Dalmatians are a high-energy breed that requires daily exercise and mental stimulation. If you are an active person who enjoys spending time outdoors and engaging in physical activity, a Dalmatian may be a good match for you. However, if you have a more sedentary lifestyle or are unable to provide daily exercise, a Dalmatian may not be the best fit.
Dalmatians are relatively large dogs that require space to move around and play. If you live in a small apartment or have a limited amount of space, a Dalmatian may not be the best fit. They are well-suited for homes with a fenced-in yard or plenty of space to run and play.
Dalmatians require time and attention from their owners to thrive. They are social dogs that crave human companionship and can become anxious or destructive if left alone for long periods. If you have a busy schedule or are unable to provide adequate time and attention to your Dalmatian, a different breed may be a better fit.
Grooming and Care
Dalmatians are relatively low-maintenance when it comes to grooming, but they do require regular brushing and care to keep their coat healthy and their skin free from irritation. If you are unable to provide regular grooming and care, a Dalmatian may not be the best fit.
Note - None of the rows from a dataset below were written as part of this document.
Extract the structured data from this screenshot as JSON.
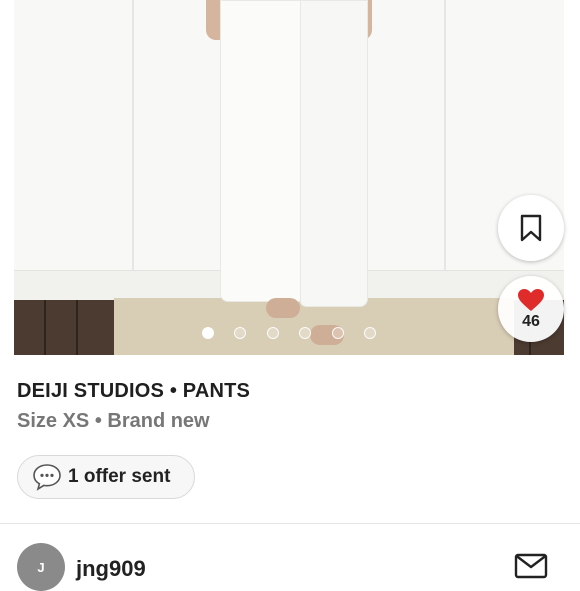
{
  "listing": {
    "photo": {
      "carousel_total": 6,
      "carousel_active": 1
    },
    "like_count": "46",
    "title": "DEIJI STUDIOS • PANTS",
    "subtitle": "Size XS • Brand new",
    "offer_label": "1 offer sent"
  },
  "seller": {
    "avatar_initial": "J",
    "username": "jng909"
  },
  "colors": {
    "heart": "#e02b2b",
    "title": "#1f1f1f",
    "subtitle": "#777777",
    "avatar": "#8a8a8a"
  },
  "icons": {
    "bookmark": "bookmark-icon",
    "like": "heart-icon",
    "offer": "chat-bubble-icon",
    "message": "mail-icon"
  }
}
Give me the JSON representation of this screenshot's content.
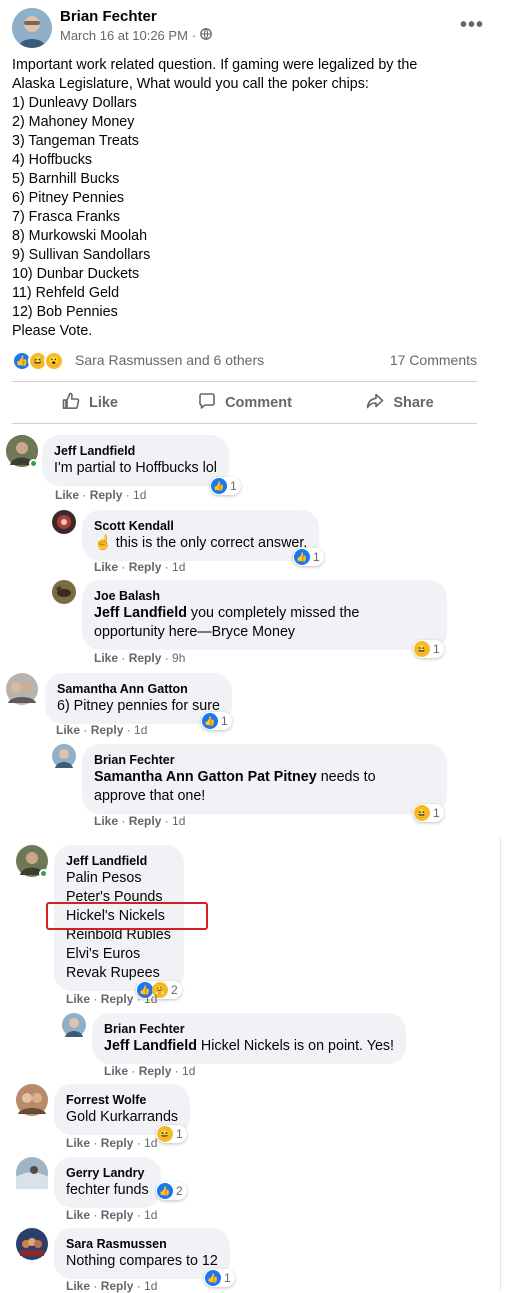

Dalmatians are prone to certain health issues, such as deafness and urinary tract issues. If you are considering a Dalmatian, it is important to be aware of these health issues and take steps to prevent or manage them.
Overall, choosing the right Dalmatian for your lifestyle requires careful consideration and research. By considering your activity level, space, time commitment, grooming and care, and health issues, you can make an informed decision and choose a Dalmatian that will be a great fit for you and your family.